Mastering Business Communication Skills involves answering the following pertinent questions:
1. What to communicate?
2. What is the objective of communication?
3. How to communicate?
4. Whom to address?
5. When to communicate?
6. How often to communicate?
7. How to get feedback?
8. How to evaluate communication?
It is very essential that one understands the what, how, when, whom and the why of communication.
1. What to Communicate?
Communication skills start with a clear understanding of what to communicate. What do we really want to get across and in how detailed a manner? Are they stray thoughts and ideas or well-organized and sequenced concepts, events, achievements, developments and ideas? Are we communicating our own thoughts and feelings or are we encoding and transmitting the message, thoughts, ideas of another party, say that of a chief executive officer (CEO), planning chief, team leader or an employer?
Good communication skills involve conceptual clarity and being well informed about facts, events, intentions and expectations.
2. What Is the Objective?
Communication is a goal-oriented process. The objective of any communication is to reach out with a message. Communication skills would also relate to the basic understanding of the purpose of communication.
Is it to inform, analyse, reiterate, caution, report or remind? Is it to motivate and win over, influence, inspire and seek response? Information, analysis, persuasion, negotiation, detailing, motivation, counselling and enlisting action and support constitute varied objectives with different implications and hence need different types of communication skills.
3. How to Communicate?
By this, we refer to the numerous methods, types, channels and alternative approaches. Each has its own options and the skill lies in selecting the most appropriate option in any given situation. Will it be oral, written, non-verbal, audio-visual or electronic or a mix of these?
Will the communication be through a formal channel? Will it be direct and face- to-face or indirect? Will it be transmitted through letters or telex or fax or telephone or e-mail? What is the time available and what should be the speed of communication?
What are the costs associated with the available alternatives and how much can the communication budget accommodate? Is the message pre-planned or extempore? Will a soft copy or a hard copy be provided?
Communication skills call for a thorough understanding of choices available and an evaluation of their relative costs, merits and demerits.
4. Whom to Address?
Communication, to be effective, has to be focused, otherwise it gets diluted. The communicator should be clear about the target group or audience and how to reach them. Quite often, they are widely dispersed across different functional, hierarchical and geographical areas.
Customers and prospects maybe spread across different market segments. Employees may be spread across different units and regions. Our targets may have different motivation levels. Taking into account all the relevant factors, one has to decide how to address—will it be direct or indirect communication, will it be open or confidential, will it be general or personal?
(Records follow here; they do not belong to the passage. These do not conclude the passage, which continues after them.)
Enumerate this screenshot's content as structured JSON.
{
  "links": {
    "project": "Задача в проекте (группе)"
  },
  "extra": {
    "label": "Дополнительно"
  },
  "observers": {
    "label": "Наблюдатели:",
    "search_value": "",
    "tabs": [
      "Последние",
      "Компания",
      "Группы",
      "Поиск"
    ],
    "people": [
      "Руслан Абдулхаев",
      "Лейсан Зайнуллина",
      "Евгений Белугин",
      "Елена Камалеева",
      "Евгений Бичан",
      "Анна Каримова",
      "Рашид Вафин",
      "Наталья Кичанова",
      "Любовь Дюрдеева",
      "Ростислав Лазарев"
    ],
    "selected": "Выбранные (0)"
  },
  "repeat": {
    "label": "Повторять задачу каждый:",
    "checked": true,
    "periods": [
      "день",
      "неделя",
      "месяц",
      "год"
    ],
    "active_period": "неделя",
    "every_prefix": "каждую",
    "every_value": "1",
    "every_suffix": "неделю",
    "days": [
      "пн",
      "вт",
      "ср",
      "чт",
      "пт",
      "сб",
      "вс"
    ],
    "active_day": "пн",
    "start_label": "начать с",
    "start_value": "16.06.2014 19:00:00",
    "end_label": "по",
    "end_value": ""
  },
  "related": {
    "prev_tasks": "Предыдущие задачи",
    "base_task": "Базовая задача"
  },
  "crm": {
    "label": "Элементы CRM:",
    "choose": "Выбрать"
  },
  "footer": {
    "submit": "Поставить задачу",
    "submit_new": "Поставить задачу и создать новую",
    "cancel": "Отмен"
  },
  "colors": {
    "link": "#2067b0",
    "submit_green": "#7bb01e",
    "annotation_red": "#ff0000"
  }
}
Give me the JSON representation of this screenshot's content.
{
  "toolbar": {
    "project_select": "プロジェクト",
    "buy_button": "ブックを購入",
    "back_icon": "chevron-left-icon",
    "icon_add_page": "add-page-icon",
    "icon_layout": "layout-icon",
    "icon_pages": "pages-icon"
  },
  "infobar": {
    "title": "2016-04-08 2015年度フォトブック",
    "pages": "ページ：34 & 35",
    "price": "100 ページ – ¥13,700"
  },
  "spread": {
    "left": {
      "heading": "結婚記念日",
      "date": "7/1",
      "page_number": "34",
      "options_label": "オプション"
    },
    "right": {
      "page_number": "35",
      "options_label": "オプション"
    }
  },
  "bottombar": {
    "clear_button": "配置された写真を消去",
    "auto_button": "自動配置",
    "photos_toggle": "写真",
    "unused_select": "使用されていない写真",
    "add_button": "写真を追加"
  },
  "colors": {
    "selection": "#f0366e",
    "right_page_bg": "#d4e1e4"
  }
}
Although ‘To whomsoever it may concern’ type of address has limited use, good communication skills involve making messages which are specifically addressed.
5. When to Communicate?
The sense of timing is also very important in any communication. It has to be on time, at the right moment. It should not be too early or too late. Human memory is short. The notice for a meeting or an announcement about an impending event, therefore, cannot be months or even weeks in advance, and that too without further reminders.
Similarly, sharing of information about events, developments and achievements will have to be soon thereafter, for any delay would dilute the significance of the communication.
The other dimension of communication concerns receptivity, i.e., when to allocate time for communication so that receptivity is ensured. Important meetings should be scheduled in such a way that people are receptive and recognize the seriousness of the agenda. Morning meetings and meetings held at the beginning of the week normally provide adequate time for action.
6. How Often to Communicate?
For communication to be effective, it is necessary to take into account not only the timing, but also the intensity and frequency. Will a one-time message be adequate, or is it necessary to follow-up thereafter? Should the entire message be conveyed in one shot, or is it more appropriate to make it phased?
If so, what should be the phasing? Reminding effectively too calls for skills. Too frequent reminders, without appreciating the underlying factors, would serve little purpose and undermine the person’s authority.
7. How to Get Feedback?
Feedback is the final step in any process of communication. It involves carrying back the effect of the communication to its source. Feedback helps to gauge the effectiveness of the communication. Feedback does not come easily.
There is considerable skill involved in obtaining feedback. Often people receive the message and act on it, but may not get back to the communicator. Feedback or response is particularly relevant in market surveys and consumer surveys and studies. Good communicating skill involves understanding what makes people respond to questionnaires, get back to the sender and provide the desired feedback.
8. How to Evaluate Communication?
Communication is a vast and evolving process. The success rate of each method and each process is often varied. On an ongoing basis there is a need to evaluate the effectiveness of alternative methods and approaches. Based on the feedback, it is necessary to take corrective action. A good communicator will have to develop skills relevant to the evaluation of communication.
Communication skills encompass all the areas cited above and the answers to each one of these questions would be situation specific. While there are some general skills appropriate to the process of communication, there is much learning involved in developing specific skills.
General skills relate to the process of communication and the why and what of it. Specific skills, on the other hand, relate to the various methods of communication which are reiterated in the following paragraphs.